Activity ▸ After locating the line that holds "Extract the structured", output it and all following lines word for word, stopping only at the end of the data.

[Element data from apps and pages]
=== Begin Enclosure ===

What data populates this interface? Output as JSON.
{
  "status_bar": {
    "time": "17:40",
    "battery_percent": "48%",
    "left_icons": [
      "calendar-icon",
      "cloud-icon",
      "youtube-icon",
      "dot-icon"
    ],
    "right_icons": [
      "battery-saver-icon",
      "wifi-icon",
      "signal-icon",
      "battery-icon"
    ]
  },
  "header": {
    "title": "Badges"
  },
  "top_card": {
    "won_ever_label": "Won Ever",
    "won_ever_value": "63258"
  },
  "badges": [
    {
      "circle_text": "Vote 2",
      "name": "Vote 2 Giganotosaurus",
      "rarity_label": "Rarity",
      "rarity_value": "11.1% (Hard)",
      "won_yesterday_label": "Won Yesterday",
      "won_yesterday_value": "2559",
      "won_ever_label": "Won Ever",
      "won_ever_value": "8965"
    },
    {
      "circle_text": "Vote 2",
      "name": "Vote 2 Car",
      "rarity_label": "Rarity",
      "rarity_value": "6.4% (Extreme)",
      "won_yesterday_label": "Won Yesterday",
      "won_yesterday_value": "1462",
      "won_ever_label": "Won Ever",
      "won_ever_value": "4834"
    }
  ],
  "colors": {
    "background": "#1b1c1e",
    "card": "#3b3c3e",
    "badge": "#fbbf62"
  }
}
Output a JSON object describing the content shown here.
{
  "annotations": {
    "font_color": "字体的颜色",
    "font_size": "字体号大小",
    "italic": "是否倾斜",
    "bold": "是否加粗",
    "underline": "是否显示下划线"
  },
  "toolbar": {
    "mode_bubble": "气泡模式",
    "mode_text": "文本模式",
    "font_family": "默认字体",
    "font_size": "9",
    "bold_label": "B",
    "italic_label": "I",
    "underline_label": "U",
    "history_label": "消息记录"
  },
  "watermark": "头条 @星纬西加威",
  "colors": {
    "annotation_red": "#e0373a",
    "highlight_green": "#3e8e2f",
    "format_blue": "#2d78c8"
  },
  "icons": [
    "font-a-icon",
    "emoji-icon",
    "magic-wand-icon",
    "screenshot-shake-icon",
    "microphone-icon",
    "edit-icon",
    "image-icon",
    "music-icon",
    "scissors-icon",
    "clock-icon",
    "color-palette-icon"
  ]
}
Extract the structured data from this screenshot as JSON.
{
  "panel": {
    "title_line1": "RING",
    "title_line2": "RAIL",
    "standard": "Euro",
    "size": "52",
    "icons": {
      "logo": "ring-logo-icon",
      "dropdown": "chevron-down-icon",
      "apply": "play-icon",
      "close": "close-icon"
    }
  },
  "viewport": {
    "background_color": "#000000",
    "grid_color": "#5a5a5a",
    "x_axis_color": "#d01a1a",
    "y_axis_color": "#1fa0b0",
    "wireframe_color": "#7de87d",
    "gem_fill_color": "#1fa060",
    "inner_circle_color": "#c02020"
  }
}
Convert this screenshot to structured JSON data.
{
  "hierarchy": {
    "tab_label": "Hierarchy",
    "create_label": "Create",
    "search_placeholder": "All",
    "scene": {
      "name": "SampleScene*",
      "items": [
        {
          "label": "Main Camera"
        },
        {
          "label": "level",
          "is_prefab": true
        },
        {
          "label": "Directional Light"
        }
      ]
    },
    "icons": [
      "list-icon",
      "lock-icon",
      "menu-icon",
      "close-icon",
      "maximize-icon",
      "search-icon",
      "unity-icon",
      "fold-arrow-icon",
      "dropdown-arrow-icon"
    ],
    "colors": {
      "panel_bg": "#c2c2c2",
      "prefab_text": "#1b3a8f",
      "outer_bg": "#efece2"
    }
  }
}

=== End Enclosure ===

Response ▸
Extract the structured data from this screenshot as JSON.
{
  "panel": {
    "title_line1": "RING",
    "title_line2": "RAIL",
    "standard": "Euro",
    "size": "52",
    "icons": {
      "logo": "ring-logo-icon",
      "dropdown": "chevron-down-icon",
      "apply": "play-icon",
      "close": "close-icon"
    }
  },
  "viewport": {
    "background_color": "#000000",
    "grid_color": "#5a5a5a",
    "x_axis_color": "#d01a1a",
    "y_axis_color": "#1fa0b0",
    "wireframe_color": "#7de87d",
    "gem_fill_color": "#1fa060",
    "inner_circle_color": "#c02020"
  }
}
Convert this screenshot to structured JSON data.
{
  "hierarchy": {
    "tab_label": "Hierarchy",
    "create_label": "Create",
    "search_placeholder": "All",
    "scene": {
      "name": "SampleScene*",
      "items": [
        {
          "label": "Main Camera"
        },
        {
          "label": "level",
          "is_prefab": true
        },
        {
          "label": "Directional Light"
        }
      ]
    },
    "icons": [
      "list-icon",
      "lock-icon",
      "menu-icon",
      "close-icon",
      "maximize-icon",
      "search-icon",
      "unity-icon",
      "fold-arrow-icon",
      "dropdown-arrow-icon"
    ],
    "colors": {
      "panel_bg": "#c2c2c2",
      "prefab_text": "#1b3a8f",
      "outer_bg": "#efece2"
    }
  }
}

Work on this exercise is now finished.